Chad has asked US troops to halt activities at an air base near the capital of N’Djamena, the sole place American military presence in the country, several media outlets reported this week, citing letters sent by the country’s armed forces minister, Air Force Chief of Staff Idriss Amine Ahmed.

The letters were reportedly addressed to the US defense attaché. Reports, however, vary as to the contents of the missives. According to Bloomberg, which claimed to have seen one of the letters and verified it with a Foreign Ministry spokesman, Chad has merely alerted the US “to stop their activity at the base.”

However, earlier in the week CNN, citing intelligence sources, reported that in a separate letter the US military was ordered to clear out of the Adji Kossei Air Base entirely. Chad also reportedly threatened to cancel the Status of Forces Agreement, the document that governs how the US military can operate in the country.

“Chad hasn’t asked US forces to leave.
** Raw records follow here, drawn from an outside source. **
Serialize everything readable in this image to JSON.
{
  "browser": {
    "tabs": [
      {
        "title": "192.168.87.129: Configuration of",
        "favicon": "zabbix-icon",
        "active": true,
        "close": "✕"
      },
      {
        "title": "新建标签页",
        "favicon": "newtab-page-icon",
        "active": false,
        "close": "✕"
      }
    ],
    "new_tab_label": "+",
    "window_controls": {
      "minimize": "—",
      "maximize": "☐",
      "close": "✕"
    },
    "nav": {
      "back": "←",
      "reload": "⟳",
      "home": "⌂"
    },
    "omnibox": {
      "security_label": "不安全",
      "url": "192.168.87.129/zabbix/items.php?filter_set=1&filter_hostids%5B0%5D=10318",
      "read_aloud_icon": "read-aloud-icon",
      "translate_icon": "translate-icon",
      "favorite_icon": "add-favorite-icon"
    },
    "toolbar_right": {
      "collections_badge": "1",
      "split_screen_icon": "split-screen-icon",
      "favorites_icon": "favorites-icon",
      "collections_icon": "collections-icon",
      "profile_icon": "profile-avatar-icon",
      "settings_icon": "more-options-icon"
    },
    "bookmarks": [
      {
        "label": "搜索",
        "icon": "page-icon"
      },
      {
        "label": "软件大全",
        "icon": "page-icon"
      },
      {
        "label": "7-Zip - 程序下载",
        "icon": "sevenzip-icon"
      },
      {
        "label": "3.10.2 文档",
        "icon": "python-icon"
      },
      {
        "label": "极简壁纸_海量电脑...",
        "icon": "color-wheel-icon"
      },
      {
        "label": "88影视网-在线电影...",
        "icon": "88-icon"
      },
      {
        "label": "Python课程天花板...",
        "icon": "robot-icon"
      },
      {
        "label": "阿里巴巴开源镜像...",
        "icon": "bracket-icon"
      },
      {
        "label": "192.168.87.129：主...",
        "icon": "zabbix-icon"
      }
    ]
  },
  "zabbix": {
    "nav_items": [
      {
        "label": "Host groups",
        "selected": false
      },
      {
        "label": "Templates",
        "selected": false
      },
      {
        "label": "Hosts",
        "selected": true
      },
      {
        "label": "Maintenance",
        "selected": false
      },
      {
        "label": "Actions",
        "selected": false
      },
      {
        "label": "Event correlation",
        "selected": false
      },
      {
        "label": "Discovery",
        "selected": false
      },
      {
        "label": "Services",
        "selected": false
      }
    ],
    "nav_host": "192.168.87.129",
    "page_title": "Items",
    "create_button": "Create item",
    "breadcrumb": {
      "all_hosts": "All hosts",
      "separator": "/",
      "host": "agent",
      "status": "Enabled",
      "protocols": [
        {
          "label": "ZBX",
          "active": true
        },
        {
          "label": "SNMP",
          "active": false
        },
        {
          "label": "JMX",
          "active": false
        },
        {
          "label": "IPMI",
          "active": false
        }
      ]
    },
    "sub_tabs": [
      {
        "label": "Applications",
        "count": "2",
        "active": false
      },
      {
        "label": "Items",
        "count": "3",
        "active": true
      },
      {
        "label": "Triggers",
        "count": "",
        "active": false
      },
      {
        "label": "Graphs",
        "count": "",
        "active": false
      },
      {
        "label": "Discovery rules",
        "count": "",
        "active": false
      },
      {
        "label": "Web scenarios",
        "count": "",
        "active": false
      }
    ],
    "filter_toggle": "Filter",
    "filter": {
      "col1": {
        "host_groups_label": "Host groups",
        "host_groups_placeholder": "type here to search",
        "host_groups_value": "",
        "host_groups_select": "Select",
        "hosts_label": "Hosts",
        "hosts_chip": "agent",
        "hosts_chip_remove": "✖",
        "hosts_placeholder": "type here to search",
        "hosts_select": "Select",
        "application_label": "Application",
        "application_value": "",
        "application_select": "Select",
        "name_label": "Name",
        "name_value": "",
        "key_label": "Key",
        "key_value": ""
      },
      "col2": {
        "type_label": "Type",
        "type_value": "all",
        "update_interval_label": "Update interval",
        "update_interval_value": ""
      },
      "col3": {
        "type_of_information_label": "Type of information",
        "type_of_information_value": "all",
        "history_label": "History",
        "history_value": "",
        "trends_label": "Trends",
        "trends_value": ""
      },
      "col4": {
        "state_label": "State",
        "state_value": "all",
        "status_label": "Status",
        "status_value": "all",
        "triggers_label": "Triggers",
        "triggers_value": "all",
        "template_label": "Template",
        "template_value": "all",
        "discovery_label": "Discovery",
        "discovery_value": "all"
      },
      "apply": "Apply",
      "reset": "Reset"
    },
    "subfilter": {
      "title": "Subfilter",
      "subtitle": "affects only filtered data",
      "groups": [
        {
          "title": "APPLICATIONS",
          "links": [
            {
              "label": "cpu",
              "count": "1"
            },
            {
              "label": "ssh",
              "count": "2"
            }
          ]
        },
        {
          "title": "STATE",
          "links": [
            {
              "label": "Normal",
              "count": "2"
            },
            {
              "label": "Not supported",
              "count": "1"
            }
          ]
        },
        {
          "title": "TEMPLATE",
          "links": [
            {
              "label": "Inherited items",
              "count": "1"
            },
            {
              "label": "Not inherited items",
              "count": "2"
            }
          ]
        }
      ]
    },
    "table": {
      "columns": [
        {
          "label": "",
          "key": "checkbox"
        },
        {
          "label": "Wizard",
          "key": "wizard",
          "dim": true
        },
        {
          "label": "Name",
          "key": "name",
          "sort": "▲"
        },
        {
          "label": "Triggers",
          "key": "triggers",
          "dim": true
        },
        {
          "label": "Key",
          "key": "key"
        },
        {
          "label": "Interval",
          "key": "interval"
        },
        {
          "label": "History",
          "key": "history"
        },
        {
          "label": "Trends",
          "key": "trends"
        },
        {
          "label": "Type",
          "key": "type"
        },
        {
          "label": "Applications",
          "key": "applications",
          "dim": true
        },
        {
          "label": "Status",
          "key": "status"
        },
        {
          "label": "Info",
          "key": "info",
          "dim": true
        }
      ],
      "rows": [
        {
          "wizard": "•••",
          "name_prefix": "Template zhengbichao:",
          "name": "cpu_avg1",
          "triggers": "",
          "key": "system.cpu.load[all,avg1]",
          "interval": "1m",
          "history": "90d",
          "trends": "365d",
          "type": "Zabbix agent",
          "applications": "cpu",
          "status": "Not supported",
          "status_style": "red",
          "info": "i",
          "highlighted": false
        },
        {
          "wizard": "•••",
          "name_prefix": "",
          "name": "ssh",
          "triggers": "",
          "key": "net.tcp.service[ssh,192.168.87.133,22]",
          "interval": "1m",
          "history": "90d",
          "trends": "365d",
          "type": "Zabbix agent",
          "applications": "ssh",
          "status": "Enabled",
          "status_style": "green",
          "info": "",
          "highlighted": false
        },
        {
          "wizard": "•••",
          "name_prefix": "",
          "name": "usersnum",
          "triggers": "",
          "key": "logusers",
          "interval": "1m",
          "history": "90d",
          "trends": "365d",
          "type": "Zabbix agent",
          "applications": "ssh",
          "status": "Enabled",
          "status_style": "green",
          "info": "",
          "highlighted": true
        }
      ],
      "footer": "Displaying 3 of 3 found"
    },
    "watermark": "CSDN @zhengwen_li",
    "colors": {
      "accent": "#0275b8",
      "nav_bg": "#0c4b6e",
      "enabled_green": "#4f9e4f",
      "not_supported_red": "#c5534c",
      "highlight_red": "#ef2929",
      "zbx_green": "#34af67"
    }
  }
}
The US and Chad have agreed that the period following the upcoming Chadian presidential election is an appropriate time to review our security cooperation,” a US State Department spokesman allegedly told Bloomberg.

According to Reuters, in another letter addressed to Chad’s transitional government, Amine Ahmed said he had told the US defense attaché to halt activities at the air base after American troops failed to provide documents justifying their presence there.

“We ask you... to inform the Americans that we have made this decision,” he reportedly wrote.

A US State Department spokesperson told Reuters that Washington is “in ongoing conversations with Chadian officials about the future of our security partnership.” Another official told the news outlet that it was yet unclear if Chad actually wanted US troops to leave the country or if the current situation was more of a political play before the elections next month.

The reports come a month after another African state, Niger, terminated a decade-long military agreement with Washington, which had allowed the US to keep a roughly 1,000-strong contingent in the country.